- [TASK TO COMPLETE]:
Go through the records and copy each line where the word "this" occurs.

[Records from a collection]
....

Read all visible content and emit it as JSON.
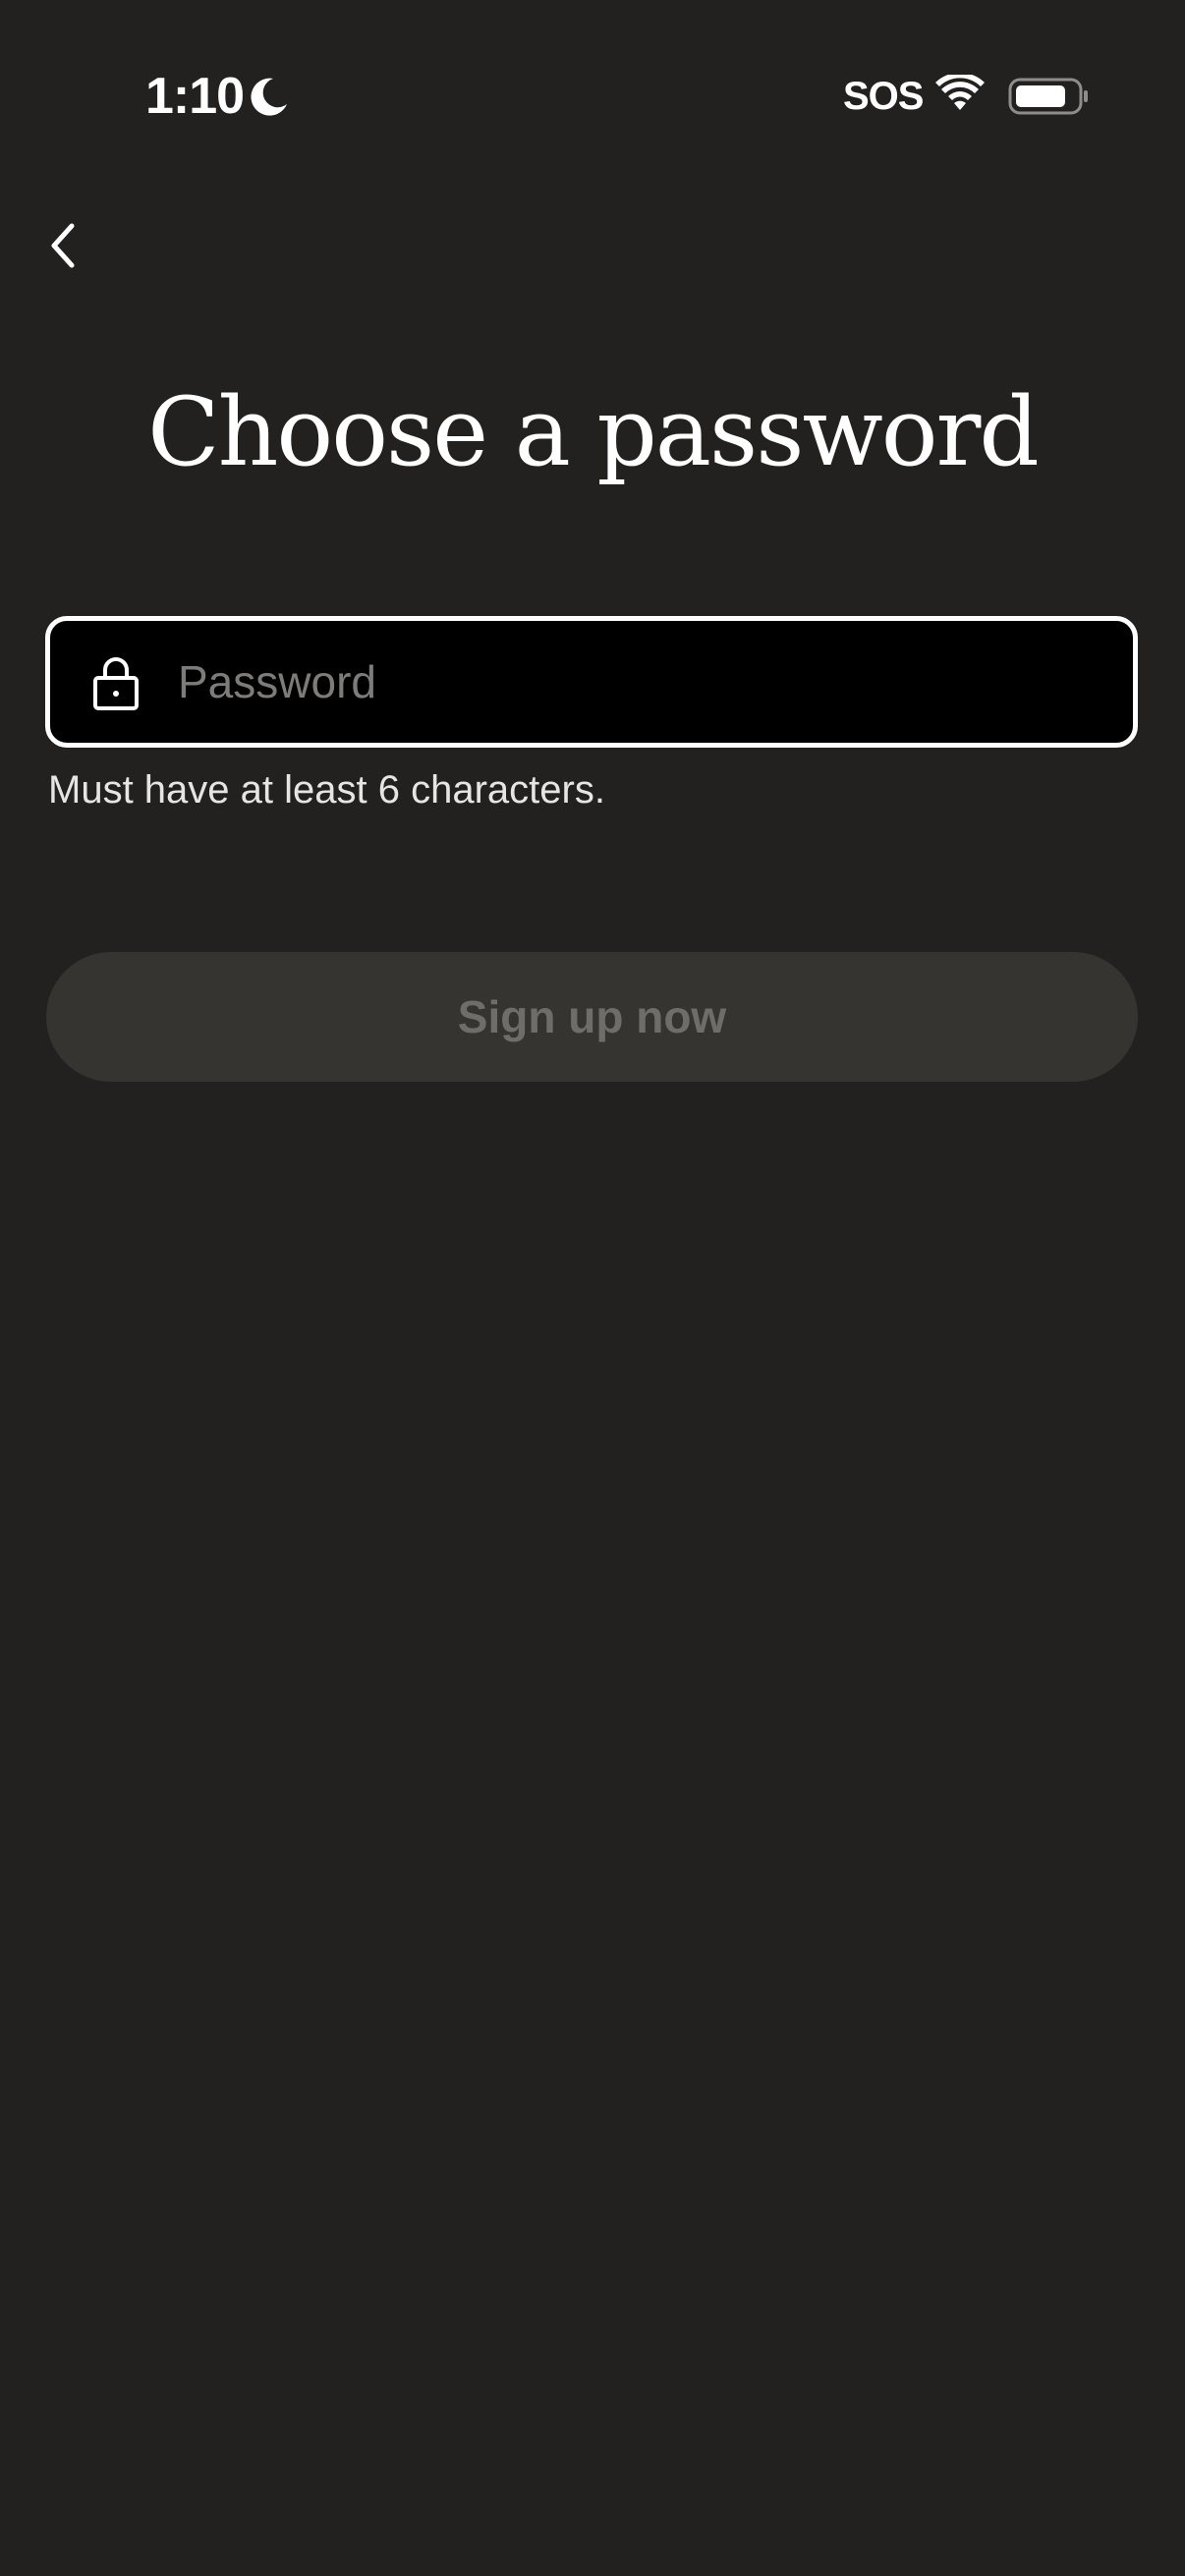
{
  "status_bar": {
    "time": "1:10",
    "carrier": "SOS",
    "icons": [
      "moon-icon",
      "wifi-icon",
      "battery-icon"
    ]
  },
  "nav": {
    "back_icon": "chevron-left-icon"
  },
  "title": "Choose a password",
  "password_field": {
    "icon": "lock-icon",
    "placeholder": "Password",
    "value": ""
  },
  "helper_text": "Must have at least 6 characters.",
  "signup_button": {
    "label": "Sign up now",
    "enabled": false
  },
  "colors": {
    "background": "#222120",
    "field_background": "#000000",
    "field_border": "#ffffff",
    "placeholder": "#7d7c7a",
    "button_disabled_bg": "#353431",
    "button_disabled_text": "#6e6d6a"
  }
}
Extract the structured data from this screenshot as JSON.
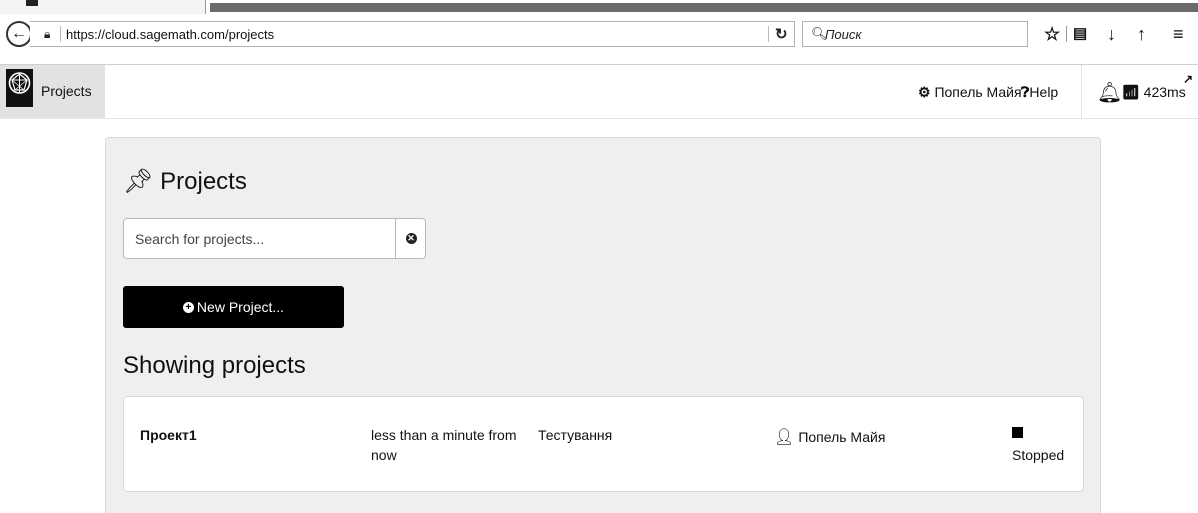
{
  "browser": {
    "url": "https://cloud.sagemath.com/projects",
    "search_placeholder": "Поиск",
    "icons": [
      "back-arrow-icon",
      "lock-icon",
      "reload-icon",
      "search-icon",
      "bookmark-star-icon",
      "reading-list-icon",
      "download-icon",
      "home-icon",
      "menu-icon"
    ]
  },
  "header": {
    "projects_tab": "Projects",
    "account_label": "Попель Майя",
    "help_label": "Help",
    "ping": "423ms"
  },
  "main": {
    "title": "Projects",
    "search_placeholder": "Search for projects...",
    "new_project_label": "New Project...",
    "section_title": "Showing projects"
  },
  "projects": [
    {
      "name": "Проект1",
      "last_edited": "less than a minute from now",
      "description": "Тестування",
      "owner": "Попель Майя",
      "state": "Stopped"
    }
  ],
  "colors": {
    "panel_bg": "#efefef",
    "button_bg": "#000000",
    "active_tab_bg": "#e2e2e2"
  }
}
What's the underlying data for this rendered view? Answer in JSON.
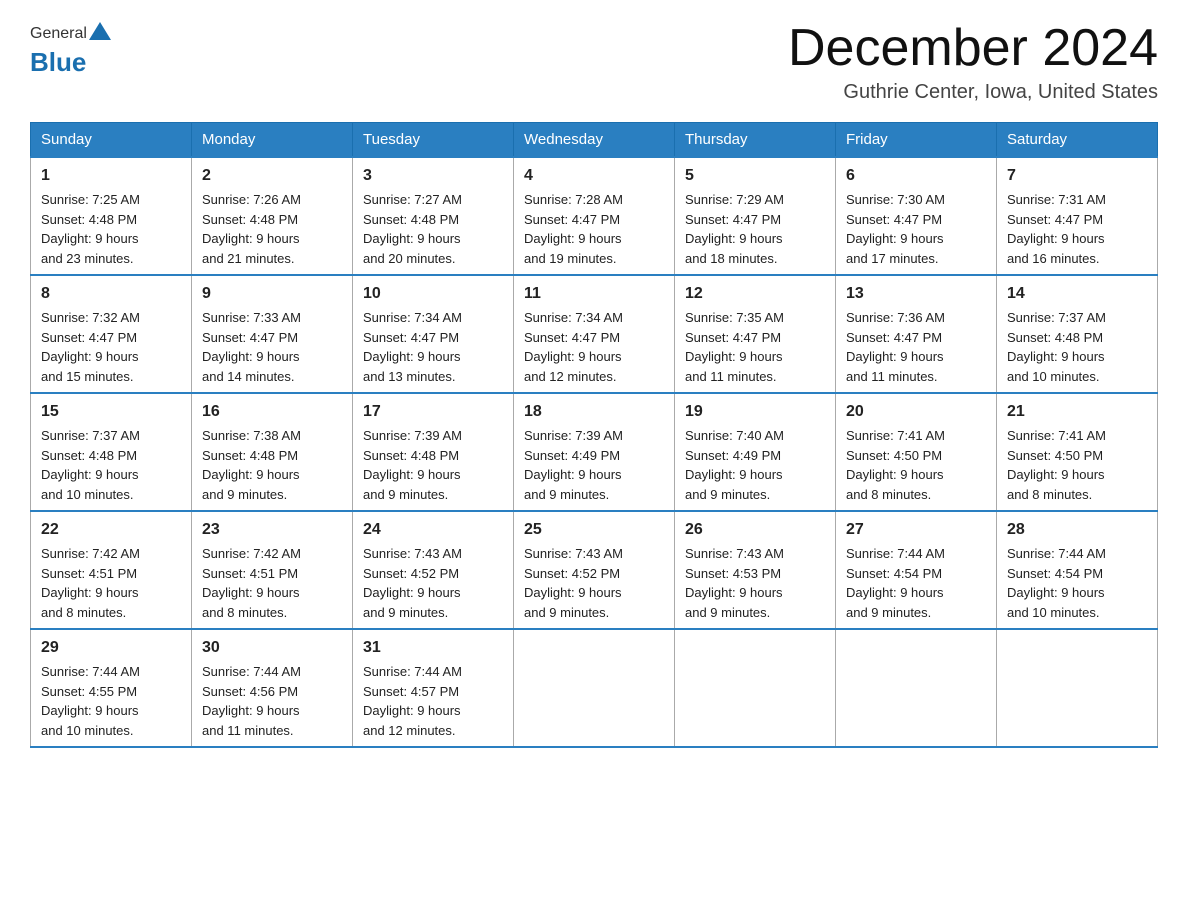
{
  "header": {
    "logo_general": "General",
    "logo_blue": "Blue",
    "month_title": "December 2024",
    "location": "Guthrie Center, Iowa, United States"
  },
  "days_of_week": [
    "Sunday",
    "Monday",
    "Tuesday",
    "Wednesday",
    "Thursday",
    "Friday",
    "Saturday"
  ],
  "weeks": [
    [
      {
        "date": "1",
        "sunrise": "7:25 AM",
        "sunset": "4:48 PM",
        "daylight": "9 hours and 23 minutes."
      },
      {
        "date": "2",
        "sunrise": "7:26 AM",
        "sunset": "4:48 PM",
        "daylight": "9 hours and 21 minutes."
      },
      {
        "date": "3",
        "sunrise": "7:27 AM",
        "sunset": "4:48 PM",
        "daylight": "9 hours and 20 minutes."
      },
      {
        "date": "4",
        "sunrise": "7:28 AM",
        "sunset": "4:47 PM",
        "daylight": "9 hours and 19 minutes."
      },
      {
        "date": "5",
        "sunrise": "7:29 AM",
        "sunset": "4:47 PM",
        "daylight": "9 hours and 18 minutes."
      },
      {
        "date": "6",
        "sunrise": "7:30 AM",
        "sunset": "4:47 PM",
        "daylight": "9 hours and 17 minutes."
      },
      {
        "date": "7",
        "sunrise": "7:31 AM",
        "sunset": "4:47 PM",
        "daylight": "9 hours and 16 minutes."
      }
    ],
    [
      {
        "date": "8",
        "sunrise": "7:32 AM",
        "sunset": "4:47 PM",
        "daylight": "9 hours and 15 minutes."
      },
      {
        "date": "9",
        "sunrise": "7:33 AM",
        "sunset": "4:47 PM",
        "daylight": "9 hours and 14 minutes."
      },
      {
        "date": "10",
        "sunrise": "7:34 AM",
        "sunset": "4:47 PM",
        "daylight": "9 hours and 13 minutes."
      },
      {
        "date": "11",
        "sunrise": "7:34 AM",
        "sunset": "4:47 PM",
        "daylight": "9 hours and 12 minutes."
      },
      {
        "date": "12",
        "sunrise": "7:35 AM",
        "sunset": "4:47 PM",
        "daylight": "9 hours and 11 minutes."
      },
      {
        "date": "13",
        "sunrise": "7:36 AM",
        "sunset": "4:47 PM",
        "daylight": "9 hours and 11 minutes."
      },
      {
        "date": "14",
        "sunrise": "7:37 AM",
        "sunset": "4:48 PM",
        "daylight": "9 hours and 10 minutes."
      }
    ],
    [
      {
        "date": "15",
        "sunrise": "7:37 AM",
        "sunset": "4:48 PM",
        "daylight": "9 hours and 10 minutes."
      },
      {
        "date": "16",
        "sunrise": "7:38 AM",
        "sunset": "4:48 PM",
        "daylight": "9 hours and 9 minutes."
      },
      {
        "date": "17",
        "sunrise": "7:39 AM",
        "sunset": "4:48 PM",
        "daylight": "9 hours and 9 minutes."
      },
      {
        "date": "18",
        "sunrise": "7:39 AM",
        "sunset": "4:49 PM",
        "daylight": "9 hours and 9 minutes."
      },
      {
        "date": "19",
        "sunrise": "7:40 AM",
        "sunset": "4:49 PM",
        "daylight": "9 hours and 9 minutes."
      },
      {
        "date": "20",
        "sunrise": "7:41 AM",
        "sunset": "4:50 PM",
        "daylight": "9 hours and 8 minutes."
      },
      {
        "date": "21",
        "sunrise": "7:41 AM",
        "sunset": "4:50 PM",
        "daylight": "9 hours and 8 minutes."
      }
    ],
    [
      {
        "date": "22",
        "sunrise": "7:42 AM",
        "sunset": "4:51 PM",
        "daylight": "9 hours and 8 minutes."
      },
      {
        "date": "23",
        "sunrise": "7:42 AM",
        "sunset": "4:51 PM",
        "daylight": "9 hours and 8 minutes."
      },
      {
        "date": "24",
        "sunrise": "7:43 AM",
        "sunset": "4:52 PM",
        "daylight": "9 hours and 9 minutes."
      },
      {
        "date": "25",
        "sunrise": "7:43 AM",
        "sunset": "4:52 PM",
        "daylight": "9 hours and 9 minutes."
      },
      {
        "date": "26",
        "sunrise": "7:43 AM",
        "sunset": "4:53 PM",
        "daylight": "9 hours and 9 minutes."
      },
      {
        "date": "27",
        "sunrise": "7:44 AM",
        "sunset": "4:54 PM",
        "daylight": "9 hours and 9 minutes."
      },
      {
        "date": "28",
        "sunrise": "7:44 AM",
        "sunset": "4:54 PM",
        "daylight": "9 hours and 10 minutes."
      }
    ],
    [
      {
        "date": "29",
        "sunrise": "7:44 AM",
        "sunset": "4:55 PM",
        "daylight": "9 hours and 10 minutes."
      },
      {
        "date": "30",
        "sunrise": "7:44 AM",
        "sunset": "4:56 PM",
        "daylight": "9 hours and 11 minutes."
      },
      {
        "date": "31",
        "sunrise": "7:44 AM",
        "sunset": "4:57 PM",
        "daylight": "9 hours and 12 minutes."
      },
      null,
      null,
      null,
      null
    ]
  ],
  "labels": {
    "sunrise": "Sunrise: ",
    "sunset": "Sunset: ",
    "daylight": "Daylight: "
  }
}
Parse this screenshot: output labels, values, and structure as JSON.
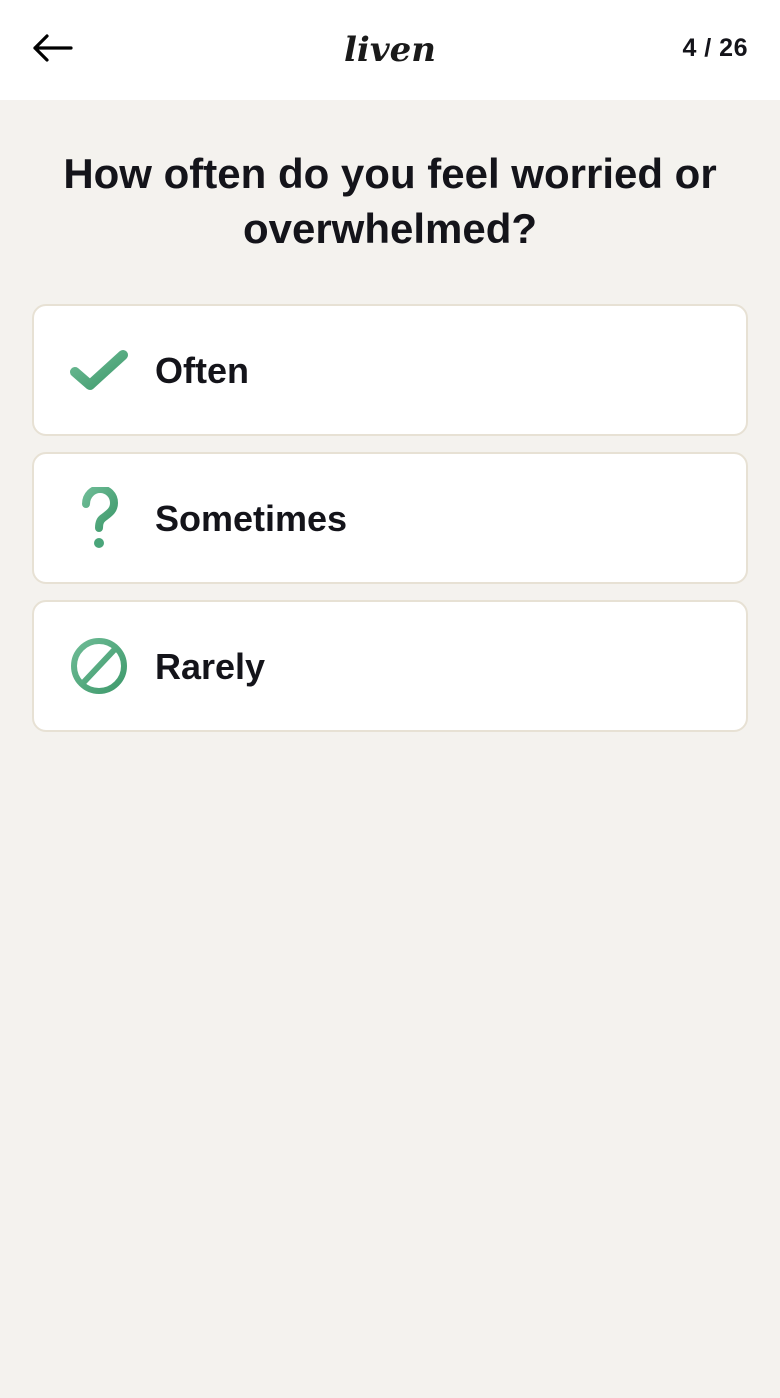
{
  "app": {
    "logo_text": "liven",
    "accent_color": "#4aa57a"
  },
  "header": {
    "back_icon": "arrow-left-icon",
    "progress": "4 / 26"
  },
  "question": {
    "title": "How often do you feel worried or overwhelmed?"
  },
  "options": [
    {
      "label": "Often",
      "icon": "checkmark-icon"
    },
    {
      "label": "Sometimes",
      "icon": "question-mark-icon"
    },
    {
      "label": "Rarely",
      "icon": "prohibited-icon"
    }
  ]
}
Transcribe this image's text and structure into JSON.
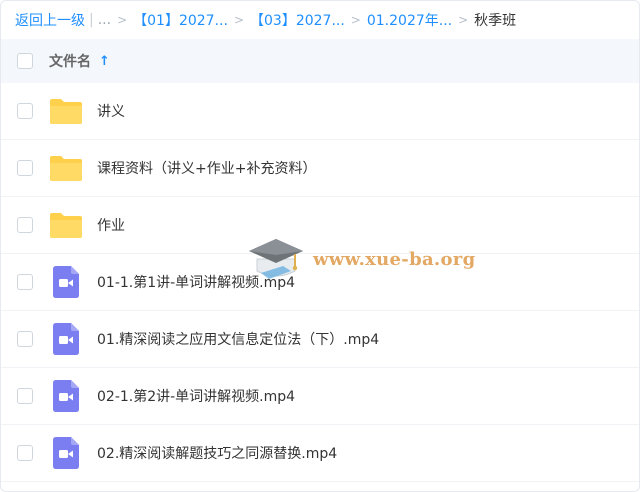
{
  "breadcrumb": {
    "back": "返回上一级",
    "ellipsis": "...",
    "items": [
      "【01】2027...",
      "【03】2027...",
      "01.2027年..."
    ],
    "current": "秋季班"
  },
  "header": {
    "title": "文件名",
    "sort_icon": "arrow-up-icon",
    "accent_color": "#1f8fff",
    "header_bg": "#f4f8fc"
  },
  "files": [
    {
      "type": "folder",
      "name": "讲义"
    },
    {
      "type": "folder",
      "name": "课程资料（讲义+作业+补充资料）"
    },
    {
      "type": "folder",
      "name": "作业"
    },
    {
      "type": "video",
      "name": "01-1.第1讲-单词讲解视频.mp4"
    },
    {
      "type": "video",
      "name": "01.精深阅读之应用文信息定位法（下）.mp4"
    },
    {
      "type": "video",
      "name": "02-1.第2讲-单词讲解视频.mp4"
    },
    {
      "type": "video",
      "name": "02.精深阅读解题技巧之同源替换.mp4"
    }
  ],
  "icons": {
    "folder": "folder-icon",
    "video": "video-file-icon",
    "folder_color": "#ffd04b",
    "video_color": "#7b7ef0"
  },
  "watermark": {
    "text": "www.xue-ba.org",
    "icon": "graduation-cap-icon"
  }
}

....

- [SOLUTION TO THE EXERCISE]:
Extract the structured data from this screenshot as JSON.
What's the underlying data for this rendered view? Answer in JSON.
Parse this screenshot: output labels, values, and structure as JSON.
Transcribe this image's text and structure into JSON.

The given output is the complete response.